Work required: Pull every line with "血管紧张素转换酶抑制剂" from the material.
------------------------------------------------------------------------
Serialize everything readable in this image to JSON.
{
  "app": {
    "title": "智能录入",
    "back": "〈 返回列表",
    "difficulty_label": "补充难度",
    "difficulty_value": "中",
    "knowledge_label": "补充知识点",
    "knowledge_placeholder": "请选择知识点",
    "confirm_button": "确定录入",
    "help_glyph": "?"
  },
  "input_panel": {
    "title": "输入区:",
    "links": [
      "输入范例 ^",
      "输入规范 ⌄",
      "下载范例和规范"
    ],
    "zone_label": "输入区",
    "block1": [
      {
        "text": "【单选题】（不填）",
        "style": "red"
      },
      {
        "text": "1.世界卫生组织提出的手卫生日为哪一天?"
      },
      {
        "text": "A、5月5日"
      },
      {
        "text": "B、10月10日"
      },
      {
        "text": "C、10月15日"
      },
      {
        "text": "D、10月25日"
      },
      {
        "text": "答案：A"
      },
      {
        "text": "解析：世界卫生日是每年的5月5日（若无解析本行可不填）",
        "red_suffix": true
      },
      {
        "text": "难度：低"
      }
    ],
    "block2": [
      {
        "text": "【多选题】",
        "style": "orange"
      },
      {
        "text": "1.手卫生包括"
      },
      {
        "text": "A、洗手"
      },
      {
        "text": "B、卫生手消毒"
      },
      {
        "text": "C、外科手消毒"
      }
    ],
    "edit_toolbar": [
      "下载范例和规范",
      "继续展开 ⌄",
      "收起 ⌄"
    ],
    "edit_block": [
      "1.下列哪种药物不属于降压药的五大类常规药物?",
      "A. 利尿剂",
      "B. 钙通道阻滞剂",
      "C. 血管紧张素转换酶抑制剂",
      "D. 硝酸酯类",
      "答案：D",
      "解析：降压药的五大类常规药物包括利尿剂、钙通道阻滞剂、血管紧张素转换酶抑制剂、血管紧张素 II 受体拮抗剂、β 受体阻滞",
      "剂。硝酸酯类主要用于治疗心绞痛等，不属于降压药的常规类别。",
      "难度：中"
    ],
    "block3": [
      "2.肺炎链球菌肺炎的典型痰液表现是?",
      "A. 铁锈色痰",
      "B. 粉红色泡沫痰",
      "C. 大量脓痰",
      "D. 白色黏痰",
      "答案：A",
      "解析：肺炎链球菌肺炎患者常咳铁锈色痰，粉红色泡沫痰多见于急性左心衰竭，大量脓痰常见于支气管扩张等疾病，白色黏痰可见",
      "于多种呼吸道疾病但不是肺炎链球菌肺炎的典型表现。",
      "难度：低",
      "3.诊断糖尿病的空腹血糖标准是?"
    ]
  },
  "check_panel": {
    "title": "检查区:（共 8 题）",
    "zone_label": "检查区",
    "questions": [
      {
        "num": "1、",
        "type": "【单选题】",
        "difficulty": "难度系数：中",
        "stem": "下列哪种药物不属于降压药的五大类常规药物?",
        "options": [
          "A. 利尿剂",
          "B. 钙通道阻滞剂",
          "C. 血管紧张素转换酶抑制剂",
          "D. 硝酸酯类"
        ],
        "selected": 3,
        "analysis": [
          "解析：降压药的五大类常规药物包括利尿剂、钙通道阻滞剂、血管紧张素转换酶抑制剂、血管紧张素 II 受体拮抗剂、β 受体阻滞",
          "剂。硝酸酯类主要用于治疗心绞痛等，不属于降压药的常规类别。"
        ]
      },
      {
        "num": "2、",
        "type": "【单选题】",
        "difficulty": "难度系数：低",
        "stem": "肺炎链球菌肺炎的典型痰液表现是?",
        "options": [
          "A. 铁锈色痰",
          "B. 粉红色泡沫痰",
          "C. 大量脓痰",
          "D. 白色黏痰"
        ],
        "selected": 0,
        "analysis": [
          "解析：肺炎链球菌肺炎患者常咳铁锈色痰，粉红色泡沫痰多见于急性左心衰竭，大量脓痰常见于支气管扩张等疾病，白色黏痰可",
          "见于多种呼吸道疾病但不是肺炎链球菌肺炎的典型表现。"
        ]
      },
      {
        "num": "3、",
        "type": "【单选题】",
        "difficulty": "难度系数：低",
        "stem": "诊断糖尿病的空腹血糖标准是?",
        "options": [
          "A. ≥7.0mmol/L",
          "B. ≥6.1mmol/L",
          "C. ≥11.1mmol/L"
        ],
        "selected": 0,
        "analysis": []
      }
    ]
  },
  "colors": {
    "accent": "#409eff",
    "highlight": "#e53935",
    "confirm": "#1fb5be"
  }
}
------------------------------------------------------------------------
Response to the exercise:
      "C. 血管紧张素转换酶抑制剂",
      "解析：降压药的五大类常规药物包括利尿剂、钙通道阻滞剂、血管紧张素转换酶抑制剂、血管紧张素 II 受体拮抗剂、β 受体阻滞",
          "C. 血管紧张素转换酶抑制剂",
          "解析：降压药的五大类常规药物包括利尿剂、钙通道阻滞剂、血管紧张素转换酶抑制剂、血管紧张素 II 受体拮抗剂、β 受体阻滞",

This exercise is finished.